To stand out even further and express their creativity, some women, such as the one pictured above, are also adding hair extensions. That makes a lot of sense. Growing hair takes a long time. A few rhinestones also help bring some sparkle to a lady's armpits
P.S. The news story of armpit hair dyeing went viral after I wrote about it here, often through posts and articles that directly sourced Neatorama. So, in a small way, I contributed to the spread of this fashion trend. You're welcome.
Michael Bay Gifs is my new favorite subreddit. It's filled with inexplicable explosions digitally added to ordinary footage. Redditor PhoneDojo offers this wonderful contribution. If you ache to fill the Transformers-shaped hole in your heart, then this .gif will keep you going for a while. Hopefully Michael Bay will turn the Action Panda concept into a real movie.
AkXpro used a drone to capture this awesome footage of a pod of humpback whales feeding on fish off the coast of Alaska. It gets really intense at the 0:49 mark. The whales form a circle, then lunge out of the water.
Ark in Space explains that the whales are engaging in bubble feeding. This means that they move into a circular formation, then breathe out bubbles while rising to the surface. The bubbles form a wall that the fish can't swim through, concentrating them into the center where the whales can swallow them en masse.
Admiral Ackbar of the Rebel Alliance is most famous for his iconic "It's a trap!" line in Return of the Jedi. It is inevitable that he would one day decide to cash in and put his fame to profitable use.
Maxwell Smart's shoe phone would be a handy gadget, but you don't always need a phone. For other moments of crisis, there's the Johnnie Tan Leather Brogue, a shoe from the Oliver Sweeney brand of shoes and the Johnnie Walker brand of whisky. The heels contain tiny compartments for storing whisky bottles. The sides have the Johnnie Walker striding man trademark and the bottoms of the shoes are transparent, which would seem to diminish their effectiveness at concealment.
Craig and Sally Williamson of Gainsborough, Lincolnshire, UK, grow potatoes on their farm. To promote their goods, they put up this chrèche in their farm shop. The little spud looks comfortable in his manger. If he's hungry, maybe the sheep in the scene can be put to good use.
Omvivo, a home interiors design firm, offers this gorgeous bathtub called Le Cob. It's called that because the work of the late French architect and furniture designer Le Corbusier inspired it. As you slide into it, excess water spills over the front into a pile of charcoal pebbles. And thanks to the glass walls, passersby are treated to a view of you dressed in your finest.

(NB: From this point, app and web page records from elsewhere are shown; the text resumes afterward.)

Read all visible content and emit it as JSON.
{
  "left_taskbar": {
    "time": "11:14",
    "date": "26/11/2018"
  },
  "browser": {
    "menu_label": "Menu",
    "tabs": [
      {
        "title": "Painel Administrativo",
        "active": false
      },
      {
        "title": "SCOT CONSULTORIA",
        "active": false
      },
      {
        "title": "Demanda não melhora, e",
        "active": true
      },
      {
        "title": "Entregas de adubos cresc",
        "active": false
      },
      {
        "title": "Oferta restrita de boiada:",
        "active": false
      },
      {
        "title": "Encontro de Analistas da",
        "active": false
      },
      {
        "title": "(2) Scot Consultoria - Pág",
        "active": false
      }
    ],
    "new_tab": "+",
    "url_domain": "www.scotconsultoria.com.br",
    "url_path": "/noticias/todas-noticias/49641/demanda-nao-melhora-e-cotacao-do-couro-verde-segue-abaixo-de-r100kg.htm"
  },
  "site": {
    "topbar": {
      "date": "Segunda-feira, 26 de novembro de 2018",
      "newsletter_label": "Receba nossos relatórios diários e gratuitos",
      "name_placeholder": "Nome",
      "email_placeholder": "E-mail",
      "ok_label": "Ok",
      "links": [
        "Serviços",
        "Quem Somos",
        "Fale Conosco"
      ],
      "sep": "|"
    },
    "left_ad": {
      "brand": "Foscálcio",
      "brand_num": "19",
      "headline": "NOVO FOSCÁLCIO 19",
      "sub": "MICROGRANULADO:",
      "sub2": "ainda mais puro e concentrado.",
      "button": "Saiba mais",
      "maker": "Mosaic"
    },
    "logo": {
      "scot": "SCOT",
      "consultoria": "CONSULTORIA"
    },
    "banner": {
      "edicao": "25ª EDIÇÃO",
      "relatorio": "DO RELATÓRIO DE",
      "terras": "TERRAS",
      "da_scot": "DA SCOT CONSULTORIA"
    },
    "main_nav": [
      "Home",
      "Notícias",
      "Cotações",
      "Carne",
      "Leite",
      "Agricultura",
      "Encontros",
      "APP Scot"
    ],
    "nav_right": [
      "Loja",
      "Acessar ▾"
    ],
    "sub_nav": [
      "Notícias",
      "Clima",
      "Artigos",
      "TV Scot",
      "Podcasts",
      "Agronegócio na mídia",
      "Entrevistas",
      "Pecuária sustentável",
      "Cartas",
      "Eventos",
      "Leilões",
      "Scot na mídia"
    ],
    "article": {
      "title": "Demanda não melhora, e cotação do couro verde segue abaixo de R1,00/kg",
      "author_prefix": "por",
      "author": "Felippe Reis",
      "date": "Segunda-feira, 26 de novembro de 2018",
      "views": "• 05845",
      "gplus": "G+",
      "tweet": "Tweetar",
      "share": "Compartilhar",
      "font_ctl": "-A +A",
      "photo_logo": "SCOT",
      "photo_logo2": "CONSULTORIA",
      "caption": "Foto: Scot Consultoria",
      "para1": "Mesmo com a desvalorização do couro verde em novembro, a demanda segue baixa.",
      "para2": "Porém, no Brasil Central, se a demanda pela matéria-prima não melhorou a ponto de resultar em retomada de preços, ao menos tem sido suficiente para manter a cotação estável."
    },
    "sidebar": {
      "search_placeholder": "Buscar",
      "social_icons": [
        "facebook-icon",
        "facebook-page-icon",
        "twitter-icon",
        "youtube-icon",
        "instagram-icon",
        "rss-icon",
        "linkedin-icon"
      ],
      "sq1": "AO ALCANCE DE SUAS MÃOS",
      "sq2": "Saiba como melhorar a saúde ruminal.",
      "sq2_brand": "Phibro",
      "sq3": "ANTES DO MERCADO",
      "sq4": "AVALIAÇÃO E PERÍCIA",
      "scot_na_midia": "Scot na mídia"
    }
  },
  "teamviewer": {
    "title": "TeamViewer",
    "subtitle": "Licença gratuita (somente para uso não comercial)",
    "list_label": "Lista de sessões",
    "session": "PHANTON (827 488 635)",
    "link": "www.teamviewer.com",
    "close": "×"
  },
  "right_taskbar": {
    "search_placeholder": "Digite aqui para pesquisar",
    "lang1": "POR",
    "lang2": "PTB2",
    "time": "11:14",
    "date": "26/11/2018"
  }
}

Nine MSN reports that the birthday girl is named Princess Lolita. She and everyone else at this party is having a miserable time. There's some sort of pudding to eat. But the human servant didn't know that these other cats are definitely not her friends. They should never have been invited.
Hopefully Princess Lolita at least got some presents out of the experience.
Breaking Bad was a show with remarkable depth and sophistication executed carefully with great attention to detail. You may been riveted to the screen during all five seasons, but I’ll bet that a few of the subtle references that directors made slipped past you. Fortunately, Tristan Cooper of Dorkly has rounded up screenshots of 10 of these gems.
For example, the two-square Breaking Bad logo shows up in the background at times.
Walt and Jesse had to move a lot of cash around. It was fake, of course. Here’s a pile of $50 bills, but not all of them have Ulysses S. Grant’s face on them. Those in the foreground display the face of the creator of the show, Vince Gilligan:
During World War I, soldiers were not always fighting. Sometimes, during idle moments, they might work on crafts using materials at hand. Some of these surviving works demonstrate impressive artistic skills, such as this engraved tobacco jar from the British Imperial War Museum. It was made by a Turkish prisoner of war using a British 13-pound shell case. Did you notice the color variation? That’s from copper and silver wire inlaid into the brass.